THE LAST WORD... ‘ ’ I turned 30 and decided to just not give a s**t any more … which is empowering
WITH MELISSA BERGLAND, JENNY GROSS
“I WORKED in retail and hospitality before I got the role of Jenny, but when I talk about that I get this barrage of abuse from people who work in retail or hospitality saying, ‘Without those jobs you wouldn’t be where you are’.
So I want to clarify it’s not a reflection on those jobs. Unfortunately, it’s just I happened to work with a***holes (laughs).
Jenny has grown up a lot in five years. She was literally a very inexperienced virgin still living with her parents. Now she’s found drive and a career she is passionate about, she’s got a man who treats her well and she’s done with being used. She’s tougher.

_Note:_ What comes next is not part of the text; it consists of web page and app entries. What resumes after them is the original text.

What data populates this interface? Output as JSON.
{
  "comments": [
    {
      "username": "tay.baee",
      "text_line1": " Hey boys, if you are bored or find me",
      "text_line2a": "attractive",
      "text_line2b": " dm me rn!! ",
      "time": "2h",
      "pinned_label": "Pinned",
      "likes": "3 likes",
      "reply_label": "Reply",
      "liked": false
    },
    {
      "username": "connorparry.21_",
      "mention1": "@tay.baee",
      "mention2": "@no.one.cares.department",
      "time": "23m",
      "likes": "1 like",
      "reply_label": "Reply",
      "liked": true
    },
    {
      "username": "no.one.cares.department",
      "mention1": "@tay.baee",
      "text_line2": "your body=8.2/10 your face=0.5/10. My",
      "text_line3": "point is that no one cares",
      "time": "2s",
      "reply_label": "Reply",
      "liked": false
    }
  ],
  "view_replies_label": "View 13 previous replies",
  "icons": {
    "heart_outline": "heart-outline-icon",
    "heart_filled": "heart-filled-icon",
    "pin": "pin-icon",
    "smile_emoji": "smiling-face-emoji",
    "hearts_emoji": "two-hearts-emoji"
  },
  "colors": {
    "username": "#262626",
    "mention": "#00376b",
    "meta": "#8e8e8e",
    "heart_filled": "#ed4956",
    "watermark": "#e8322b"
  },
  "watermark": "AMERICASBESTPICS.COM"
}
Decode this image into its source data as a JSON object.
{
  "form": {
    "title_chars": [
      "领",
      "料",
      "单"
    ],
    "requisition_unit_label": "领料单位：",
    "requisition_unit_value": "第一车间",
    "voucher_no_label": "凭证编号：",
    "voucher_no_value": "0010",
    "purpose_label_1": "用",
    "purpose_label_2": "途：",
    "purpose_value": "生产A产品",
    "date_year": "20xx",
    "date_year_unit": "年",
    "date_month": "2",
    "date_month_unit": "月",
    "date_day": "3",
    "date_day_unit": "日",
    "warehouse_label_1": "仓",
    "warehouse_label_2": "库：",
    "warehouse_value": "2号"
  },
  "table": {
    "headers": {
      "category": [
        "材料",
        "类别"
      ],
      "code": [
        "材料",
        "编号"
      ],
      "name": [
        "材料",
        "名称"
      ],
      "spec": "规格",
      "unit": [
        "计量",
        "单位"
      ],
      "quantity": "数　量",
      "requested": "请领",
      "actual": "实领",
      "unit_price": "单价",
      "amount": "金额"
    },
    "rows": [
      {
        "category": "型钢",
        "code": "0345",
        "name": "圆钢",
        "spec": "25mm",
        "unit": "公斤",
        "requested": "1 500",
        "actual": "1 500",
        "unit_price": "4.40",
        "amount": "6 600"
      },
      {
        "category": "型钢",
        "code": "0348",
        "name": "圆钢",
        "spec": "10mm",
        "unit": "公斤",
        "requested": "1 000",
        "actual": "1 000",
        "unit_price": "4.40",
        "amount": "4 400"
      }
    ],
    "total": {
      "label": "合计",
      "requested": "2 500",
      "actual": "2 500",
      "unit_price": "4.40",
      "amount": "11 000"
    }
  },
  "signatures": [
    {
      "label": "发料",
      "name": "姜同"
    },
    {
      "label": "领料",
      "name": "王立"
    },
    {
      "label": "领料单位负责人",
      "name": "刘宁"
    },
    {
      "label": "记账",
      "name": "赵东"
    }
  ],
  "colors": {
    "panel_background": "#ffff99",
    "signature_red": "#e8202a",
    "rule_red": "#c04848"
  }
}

She’s learning to speak up for herself.
I turned 30 recently and decided to just not give a s**t any more, which is empowering – just culling some things from my life that no longer serve me, loosening relationships with people that I find destructive or are just energy suckers, learning to say no. Maybe I’ve learned that from Jenny.
I felt like I struck gold (working with close friends and co-stars Mel Vallejo and Virginia Gay). Now (having worked on other projects) I’m starting to think people have the wrong ideas about actors because I’ve not met one a***hole among them.
Music came first for me. I started piano at four. After my father passed away (Mel was 14), Mum took me on a cruise and there was this karaoke jazz bar thing and I sang, and my mum was like, ‘Oh my God … that’s something that needs to be fostered’.
I do get over being asked about being a curvy woman on TV, because I feel like it doesn’t need to be a thing any more. If we keep talking about it, then it’s a thing. I’m aware of what I look like. In July I tweeted: ‘Can we please stop using the phrase real women. Yes, some women are gorgeous and naturally thin, they are not made of polystyrene.’
Nobody has spoken about Jenny’s size on the show. It’s not affected her ability to get men, her ability to dress nicely, to look good, get a good job. None of that has been an issue.
She didn’t talk about it and her friends didn’t love her any less and nobody said to her, ‘I’m just worried about your health’. Like f *** health. I can run 5km, can you?
If I dropped 20kg for a role, or because I wanted to I’d be a traitor and have people turn on me, and then I’d say the same thing: ‘Stop making a big deal’.” WINNERS & LOSERS TUESDAY, 8.30PM, SEVEN